Just like The Leftovers, The Sopranos provides no concrete answers to the questions it asks, instead preferring to let the mystery be. Chris’ “visions” of the afterlife can be shrugged off as morphine delusions, and Carmela’s heartfelt prayer might be mere coincidence. This is how Tony chooses to look at it.
In a revealing therapy session with Dr. Melfi, an angry and conflicted (and scared) Tony confesses his belief that “soldiers,” like Chris and himself, don’t deserve a place in Hell. For them, murder is part of the job, a pact made between God and the Devil. He rationalizes the Mafia as a necessary evil to preserve Italian culture.
Melfi criticizes his logic — “What do poor Italian immigrants have to do with you?” Her realist perspective adds a pragmatic, unsentimental viewpoint to the intangible goings-on.
It isn’t until Paulie visits the psychic that elements of magical realism come into play. The psychic is able to speak with several vengeful spirits, and what initially appears to be typical hoax turns into curious anomaly when he starts revealing facts from Paulie’s past that only vengeful spirits would know. He recognizes Mikey Palmice, who chidingly asks if Paulie’s poison ivy still itches.
“From Where to Eternity” is a very meditative episode of The Sopranos. Issues of faith combine with mysticism and metaphysics, and the whole thing culminates in a euphoric expression of life — Tony and Carmela making love rather than fucking. All is forgiven.
Otis Redding closes out the episode with a third reprise of “My Lover’s Prayer,” this time used in its proper context. For the first time in the series, it seems that all the characters have made the right choice.
However, they’ll be back to their old selves by next episode. Series creator David Chase wants us to know that people never change, even in the aftermath of a near-death experience.
- Paulie rationalizes Chris’ vision by stating that he must’ve went to Purgatory. Tony, meanwhile, lies to Carmela, and says that Chris had a vision of Heaven. Chris himself remains dead-set that he visited Hell.
- Carmela has a change of heart by episode’s end, telling Tony that life is sacred, and he shouldn’t get a vasectomy. She even floats the idea of possibly having another baby.
- Tony and Big Pussy take turns shooting Matt Bevilacqua, who pisses his pants and cries out for his “mommy.” It’s the third murder that we’ve seen Tony commit, but it seems to weigh heavier on his psyche than the previous two, especially considering the semi-supernatural events that occur throughout the episode. This will be explored more next week.

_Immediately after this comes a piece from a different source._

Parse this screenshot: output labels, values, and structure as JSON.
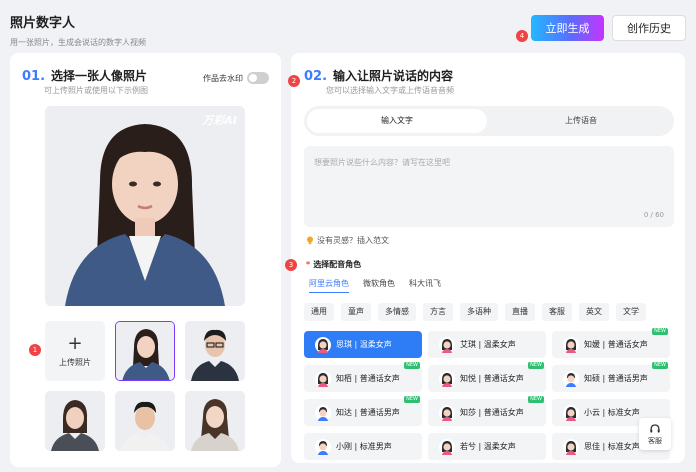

- Just like the Russian in the woods, “3 o’clock” will forever remain a misdirect. It provides no clues to the ambiguous series finale. In fact, it’s never mentioned again. However, a season six episode, “The Ride,” which once again focuses on Paulie’s spirituality and devout Catholicism features some 3:00 imagery.
- Now that Matt Bevilacqua is dead, who takes the crown of show’s biggest douchebag? For now, it has been passed on to Richie Aprile.
- “From Where to Eternity” was written by Michael Imperioli, and directed by Henry J. Bronchtein. It was the first episode to be written by a cast member. Read my article on how Imperioli’s scriptwriting keenly mirror his character’s own Hollywood aspirations.
FAMOUS LAST WORDS
- “Do you have any idea what a bastard child would do to this family?”
- “He had on a gangster suit. Pinstripe. Old-fashioned style.”
- “We’re soldiers. Soldiers don’t go to Hell. Soldiers kill other soldiers.”
- “I’m supposed to get a vasectomy when this is my male heir? Look at him.”